(Saved data entries)
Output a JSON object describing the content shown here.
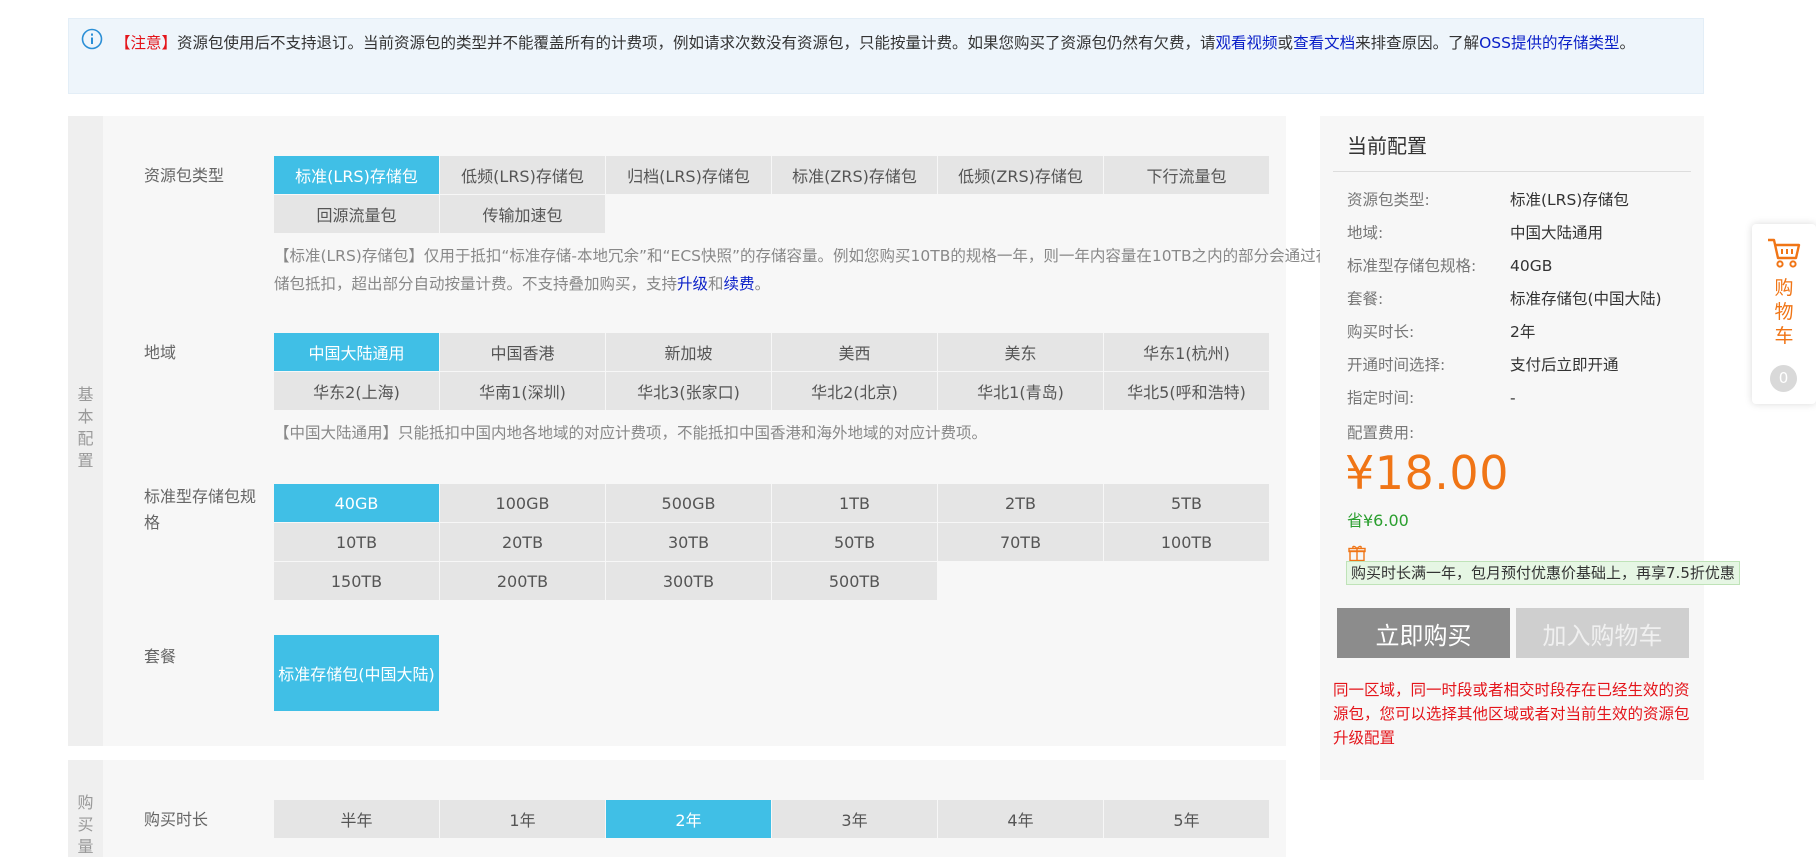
{
  "notice": {
    "tag": "【注意】",
    "text1": "资源包使用后不支持退订。当前资源包的类型并不能覆盖所有的计费项，例如请求次数没有资源包，只能按量计费。如果您购买了资源包仍然有欠费，请",
    "link_video": "观看视频",
    "text2": "或",
    "link_doc": "查看文档",
    "text3": "来排查原因。了解",
    "link_types": "OSS提供的存储类型",
    "text4": "。"
  },
  "basic": {
    "side_label": [
      "基",
      "本",
      "配",
      "置"
    ],
    "package_type": {
      "label": "资源包类型",
      "options": [
        "标准(LRS)存储包",
        "低频(LRS)存储包",
        "归档(LRS)存储包",
        "标准(ZRS)存储包",
        "低频(ZRS)存储包",
        "下行流量包",
        "回源流量包",
        "传输加速包"
      ],
      "selected": 0,
      "desc_text1": "【标准(LRS)存储包】仅用于抵扣“标准存储-本地冗余”和“ECS快照”的存储容量。例如您购买10TB的规格一年，则一年内容量在10TB之内的部分会通过存储包抵扣，超出部分自动按量计费。不支持叠加购买，支持",
      "desc_link_upgrade": "升级",
      "desc_text2": "和",
      "desc_link_renew": "续费",
      "desc_text3": "。"
    },
    "region": {
      "label": "地域",
      "options": [
        "中国大陆通用",
        "中国香港",
        "新加坡",
        "美西",
        "美东",
        "华东1(杭州)",
        "华东2(上海)",
        "华南1(深圳)",
        "华北3(张家口)",
        "华北2(北京)",
        "华北1(青岛)",
        "华北5(呼和浩特)"
      ],
      "selected": 0,
      "desc": "【中国大陆通用】只能抵扣中国内地各地域的对应计费项，不能抵扣中国香港和海外地域的对应计费项。"
    },
    "spec": {
      "label_line1": "标准型存储包规",
      "label_line2": "格",
      "options": [
        "40GB",
        "100GB",
        "500GB",
        "1TB",
        "2TB",
        "5TB",
        "10TB",
        "20TB",
        "30TB",
        "50TB",
        "70TB",
        "100TB",
        "150TB",
        "200TB",
        "300TB",
        "500TB"
      ],
      "selected": 0
    },
    "plan": {
      "label": "套餐",
      "options": [
        "标准存储包(中国大陆)"
      ],
      "selected": 0
    }
  },
  "purchase": {
    "side_label": [
      "购",
      "买",
      "量"
    ],
    "duration": {
      "label": "购买时长",
      "options": [
        "半年",
        "1年",
        "2年",
        "3年",
        "4年",
        "5年"
      ],
      "selected": 2
    }
  },
  "panel": {
    "title": "当前配置",
    "items": [
      {
        "k": "资源包类型:",
        "v": "标准(LRS)存储包"
      },
      {
        "k": "地域:",
        "v": "中国大陆通用"
      },
      {
        "k": "标准型存储包规格:",
        "v": "40GB"
      },
      {
        "k": "套餐:",
        "v": "标准存储包(中国大陆)"
      },
      {
        "k": "购买时长:",
        "v": "2年"
      },
      {
        "k": "开通时间选择:",
        "v": "支付后立即开通"
      },
      {
        "k": "指定时间:",
        "v": "-"
      }
    ],
    "fee_label": "配置费用:",
    "price": "¥18.00",
    "save": "省¥6.00",
    "promo": "购买时长满一年，包月预付优惠价基础上，再享7.5折优惠",
    "buy_label": "立即购买",
    "cart_label": "加入购物车",
    "warning": "同一区域，同一时段或者相交时段存在已经生效的资源包，您可以选择其他区域或者对当前生效的资源包升级配置"
  },
  "float_cart": {
    "label": [
      "购",
      "物",
      "车"
    ],
    "count": "0"
  },
  "colors": {
    "selected": "#40bfe6",
    "option_bg": "#e5e5e5",
    "price": "#f07516",
    "warning": "#e4151b",
    "link": "#0a1fc8",
    "save": "#2a9e2e"
  }
}
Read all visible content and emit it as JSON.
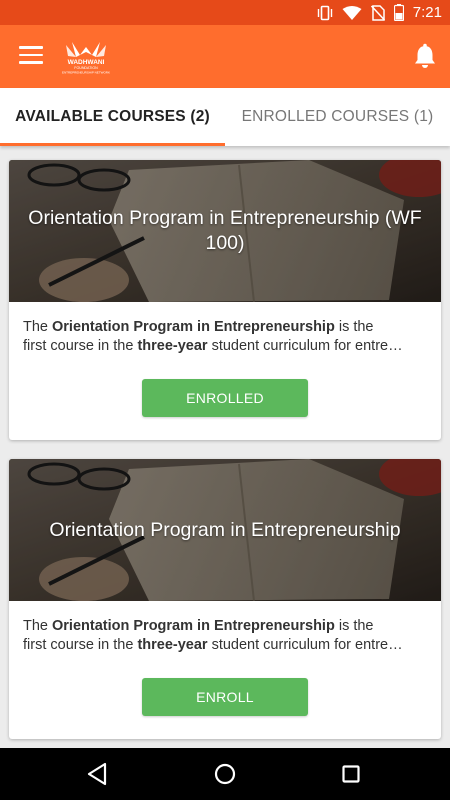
{
  "status_bar": {
    "time": "7:21",
    "icons": [
      "vibrate-icon",
      "wifi-icon",
      "no-sim-icon",
      "battery-icon"
    ],
    "color": "#e64a19"
  },
  "app_bar": {
    "color": "#ff6d2d",
    "logo_text": "WADHWANI",
    "logo_subtext": "FOUNDATION",
    "logo_tagline": "ENTREPRENEURSHIP NETWORK"
  },
  "tabs": [
    {
      "label": "AVAILABLE COURSES (2)",
      "active": true
    },
    {
      "label": "ENROLLED COURSES (1)",
      "active": false
    }
  ],
  "courses": [
    {
      "title": "Orientation Program in Entrepreneurship (WF 100)",
      "desc_line1_pre": "The ",
      "desc_line1_bold": "Orientation Program in Entrepreneurship",
      "desc_line1_post": " is the",
      "desc_line2_pre": "first course in the ",
      "desc_line2_bold": "three-year",
      "desc_line2_post": " student curriculum for entre…",
      "button_label": "ENROLLED"
    },
    {
      "title": "Orientation Program in Entrepreneurship",
      "desc_line1_pre": "The ",
      "desc_line1_bold": "Orientation Program in Entrepreneurship",
      "desc_line1_post": " is the",
      "desc_line2_pre": "first course in the ",
      "desc_line2_bold": "three-year",
      "desc_line2_post": " student curriculum for entre…",
      "button_label": "ENROLL"
    }
  ],
  "colors": {
    "accent": "#ff6d2d",
    "button": "#5cb85c"
  }
}
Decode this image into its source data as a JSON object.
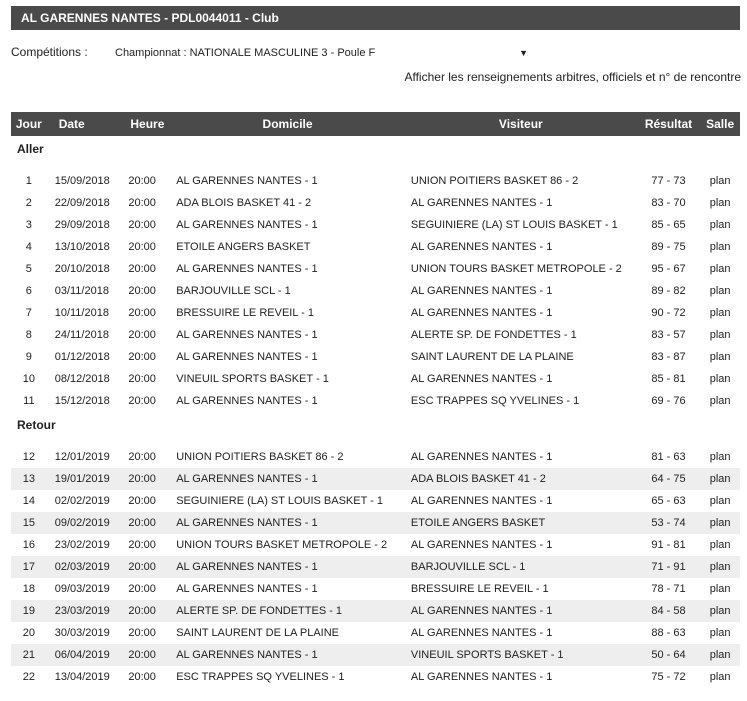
{
  "header": {
    "title": "AL GARENNES NANTES - PDL0044011 - Club"
  },
  "competition": {
    "label": "Compétitions :",
    "selected": "Championnat : NATIONALE MASCULINE 3 - Poule F",
    "arrow": "▼"
  },
  "info_link": "Afficher les renseignements arbitres, officiels et n° de rencontre",
  "columns": {
    "jour": "Jour",
    "date": "Date",
    "heure": "Heure",
    "domicile": "Domicile",
    "visiteur": "Visiteur",
    "resultat": "Résultat",
    "salle": "Salle"
  },
  "sections": [
    {
      "label": "Aller",
      "rows": [
        {
          "jour": "1",
          "date": "15/09/2018",
          "heure": "20:00",
          "domicile": "AL GARENNES NANTES - 1",
          "visiteur": "UNION POITIERS BASKET 86 - 2",
          "resultat": "77 - 73",
          "salle": "plan"
        },
        {
          "jour": "2",
          "date": "22/09/2018",
          "heure": "20:00",
          "domicile": "ADA BLOIS BASKET 41 - 2",
          "visiteur": "AL GARENNES NANTES - 1",
          "resultat": "83 - 70",
          "salle": "plan"
        },
        {
          "jour": "3",
          "date": "29/09/2018",
          "heure": "20:00",
          "domicile": "AL GARENNES NANTES - 1",
          "visiteur": "SEGUINIERE (LA) ST LOUIS BASKET - 1",
          "resultat": "85 - 65",
          "salle": "plan"
        },
        {
          "jour": "4",
          "date": "13/10/2018",
          "heure": "20:00",
          "domicile": "ETOILE ANGERS BASKET",
          "visiteur": "AL GARENNES NANTES - 1",
          "resultat": "89 - 75",
          "salle": "plan"
        },
        {
          "jour": "5",
          "date": "20/10/2018",
          "heure": "20:00",
          "domicile": "AL GARENNES NANTES - 1",
          "visiteur": "UNION TOURS BASKET METROPOLE - 2",
          "resultat": "95 - 67",
          "salle": "plan"
        },
        {
          "jour": "6",
          "date": "03/11/2018",
          "heure": "20:00",
          "domicile": "BARJOUVILLE SCL - 1",
          "visiteur": "AL GARENNES NANTES - 1",
          "resultat": "89 - 82",
          "salle": "plan"
        },
        {
          "jour": "7",
          "date": "10/11/2018",
          "heure": "20:00",
          "domicile": "BRESSUIRE LE REVEIL - 1",
          "visiteur": "AL GARENNES NANTES - 1",
          "resultat": "90 - 72",
          "salle": "plan"
        },
        {
          "jour": "8",
          "date": "24/11/2018",
          "heure": "20:00",
          "domicile": "AL GARENNES NANTES - 1",
          "visiteur": "ALERTE SP. DE FONDETTES - 1",
          "resultat": "83 - 57",
          "salle": "plan"
        },
        {
          "jour": "9",
          "date": "01/12/2018",
          "heure": "20:00",
          "domicile": "AL GARENNES NANTES - 1",
          "visiteur": "SAINT LAURENT DE LA PLAINE",
          "resultat": "83 - 87",
          "salle": "plan"
        },
        {
          "jour": "10",
          "date": "08/12/2018",
          "heure": "20:00",
          "domicile": "VINEUIL SPORTS BASKET - 1",
          "visiteur": "AL GARENNES NANTES - 1",
          "resultat": "85 - 81",
          "salle": "plan"
        },
        {
          "jour": "11",
          "date": "15/12/2018",
          "heure": "20:00",
          "domicile": "AL GARENNES NANTES - 1",
          "visiteur": "ESC TRAPPES SQ YVELINES - 1",
          "resultat": "69 - 76",
          "salle": "plan"
        }
      ]
    },
    {
      "label": "Retour",
      "rows": [
        {
          "jour": "12",
          "date": "12/01/2019",
          "heure": "20:00",
          "domicile": "UNION POITIERS BASKET 86 - 2",
          "visiteur": "AL GARENNES NANTES - 1",
          "resultat": "81 - 63",
          "salle": "plan"
        },
        {
          "jour": "13",
          "date": "19/01/2019",
          "heure": "20:00",
          "domicile": "AL GARENNES NANTES - 1",
          "visiteur": "ADA BLOIS BASKET 41 - 2",
          "resultat": "64 - 75",
          "salle": "plan"
        },
        {
          "jour": "14",
          "date": "02/02/2019",
          "heure": "20:00",
          "domicile": "SEGUINIERE (LA) ST LOUIS BASKET - 1",
          "visiteur": "AL GARENNES NANTES - 1",
          "resultat": "65 - 63",
          "salle": "plan"
        },
        {
          "jour": "15",
          "date": "09/02/2019",
          "heure": "20:00",
          "domicile": "AL GARENNES NANTES - 1",
          "visiteur": "ETOILE ANGERS BASKET",
          "resultat": "53 - 74",
          "salle": "plan"
        },
        {
          "jour": "16",
          "date": "23/02/2019",
          "heure": "20:00",
          "domicile": "UNION TOURS BASKET METROPOLE - 2",
          "visiteur": "AL GARENNES NANTES - 1",
          "resultat": "91 - 81",
          "salle": "plan"
        },
        {
          "jour": "17",
          "date": "02/03/2019",
          "heure": "20:00",
          "domicile": "AL GARENNES NANTES - 1",
          "visiteur": "BARJOUVILLE SCL - 1",
          "resultat": "71 - 91",
          "salle": "plan"
        },
        {
          "jour": "18",
          "date": "09/03/2019",
          "heure": "20:00",
          "domicile": "AL GARENNES NANTES - 1",
          "visiteur": "BRESSUIRE LE REVEIL - 1",
          "resultat": "78 - 71",
          "salle": "plan"
        },
        {
          "jour": "19",
          "date": "23/03/2019",
          "heure": "20:00",
          "domicile": "ALERTE SP. DE FONDETTES - 1",
          "visiteur": "AL GARENNES NANTES - 1",
          "resultat": "84 - 58",
          "salle": "plan"
        },
        {
          "jour": "20",
          "date": "30/03/2019",
          "heure": "20:00",
          "domicile": "SAINT LAURENT DE LA PLAINE",
          "visiteur": "AL GARENNES NANTES - 1",
          "resultat": "88 - 63",
          "salle": "plan"
        },
        {
          "jour": "21",
          "date": "06/04/2019",
          "heure": "20:00",
          "domicile": "AL GARENNES NANTES - 1",
          "visiteur": "VINEUIL SPORTS BASKET - 1",
          "resultat": "50 - 64",
          "salle": "plan"
        },
        {
          "jour": "22",
          "date": "13/04/2019",
          "heure": "20:00",
          "domicile": "ESC TRAPPES SQ YVELINES - 1",
          "visiteur": "AL GARENNES NANTES - 1",
          "resultat": "75 - 72",
          "salle": "plan"
        }
      ]
    }
  ]
}
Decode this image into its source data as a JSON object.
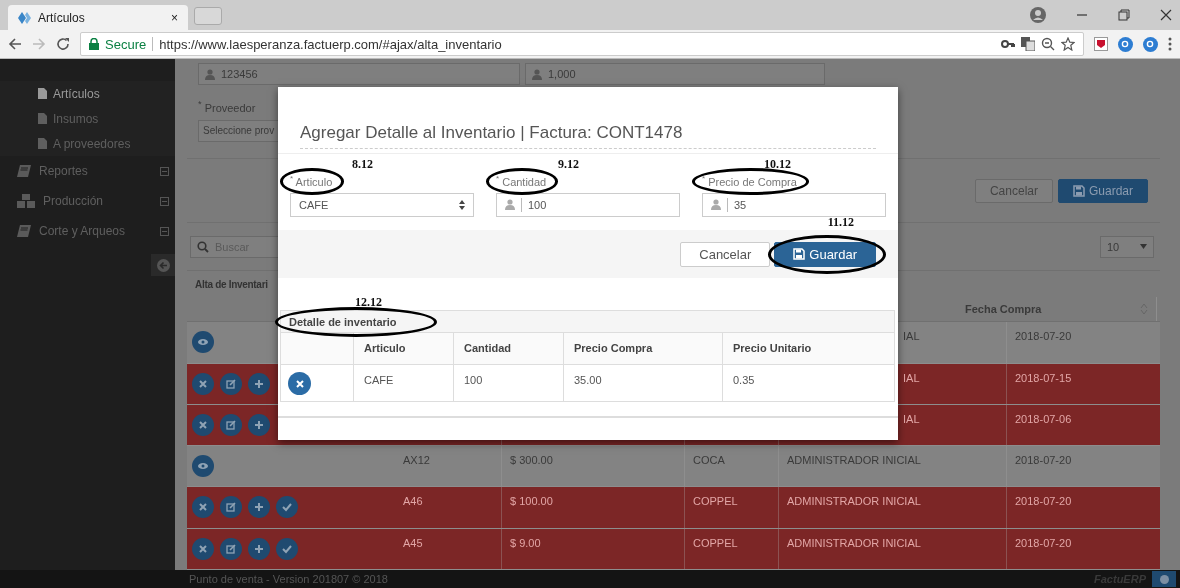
{
  "browser": {
    "tab": {
      "title": "Artículos",
      "close": "×"
    },
    "address": {
      "security": "Secure",
      "url": "https://www.laesperanza.factuerp.com/#ajax/alta_inventario"
    }
  },
  "sidebar": {
    "items": [
      {
        "label": "Artículos",
        "kind": "sub",
        "selected": true
      },
      {
        "label": "Insumos",
        "kind": "sub",
        "selected": false
      },
      {
        "label": "A proveedores",
        "kind": "sub",
        "selected": false
      },
      {
        "label": "Reportes",
        "kind": "book",
        "selected": false
      },
      {
        "label": "Producción",
        "kind": "boxes",
        "selected": false
      },
      {
        "label": "Corte y Arqueos",
        "kind": "book",
        "selected": false
      }
    ]
  },
  "form": {
    "code": "123456",
    "quantity": "1,000",
    "provider_label": "$^{*}$ Proveedor",
    "provider_value": "Seleccione prov",
    "buttons": [
      {
        "label": "Cancelar",
        "kind": "secondary"
      },
      {
        "label": "Guardar",
        "kind": "primary"
      }
    ]
  },
  "list": {
    "search_placeholder": "Buscar",
    "page_size": "10",
    "title": "Alta de Inventari",
    "column": "Fecha Compra",
    "rows": [
      {
        "kind": "done",
        "approve": false,
        "user": "IAL",
        "date": "2018-07-20"
      },
      {
        "kind": "pending",
        "approve": false,
        "user": "IAL",
        "date": "2018-07-15"
      },
      {
        "kind": "pending",
        "approve": false,
        "user": "IAL",
        "date": "2018-07-06"
      },
      {
        "kind": "done",
        "approve": false,
        "code": "AX12",
        "amount": "$ 300.00",
        "provider": "COCA",
        "user": "ADMINISTRADOR INICIAL",
        "date": "2018-07-20"
      },
      {
        "kind": "pending",
        "approve": true,
        "code": "A46",
        "amount": "$ 100.00",
        "provider": "COPPEL",
        "user": "ADMINISTRADOR INICIAL",
        "date": "2018-07-20"
      },
      {
        "kind": "pending",
        "approve": true,
        "code": "A45",
        "amount": "$ 9.00",
        "provider": "COPPEL",
        "user": "ADMINISTRADOR INICIAL",
        "date": "2018-07-20"
      }
    ]
  },
  "modal": {
    "title": "Agregar Detalle al Inventario | Factura: CONT1478",
    "fields": [
      {
        "note": "8.12",
        "label": "$^{*}$ Articulo",
        "value": "CAFE",
        "kind": "select"
      },
      {
        "note": "9.12",
        "label": "$^{*}$ Cantidad",
        "value": "100",
        "kind": "input"
      },
      {
        "note": "10.12",
        "label": "$^{*}$ Precio de Compra",
        "value": "35",
        "kind": "input"
      }
    ],
    "buttons": [
      {
        "label": "Cancelar",
        "kind": "secondary"
      },
      {
        "label": "Guardar",
        "kind": "primary",
        "note": "11.12"
      }
    ],
    "detail": {
      "note": "12.12",
      "title": "Detalle de inventario",
      "columns": [
        "Articulo",
        "Cantidad",
        "Precio Compra",
        "Precio Unitario"
      ],
      "rows": [
        [
          "CAFE",
          "100",
          "35.00",
          "0.35"
        ]
      ]
    }
  },
  "footer": {
    "text": "Punto de venta - Version 201807 © 2018",
    "brand": "FactuERP"
  }
}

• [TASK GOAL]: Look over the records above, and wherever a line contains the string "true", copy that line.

• [PROBLEM SOLUTION]:
      "active": true
        "selected": true
        "approve": true,
        "approve": true,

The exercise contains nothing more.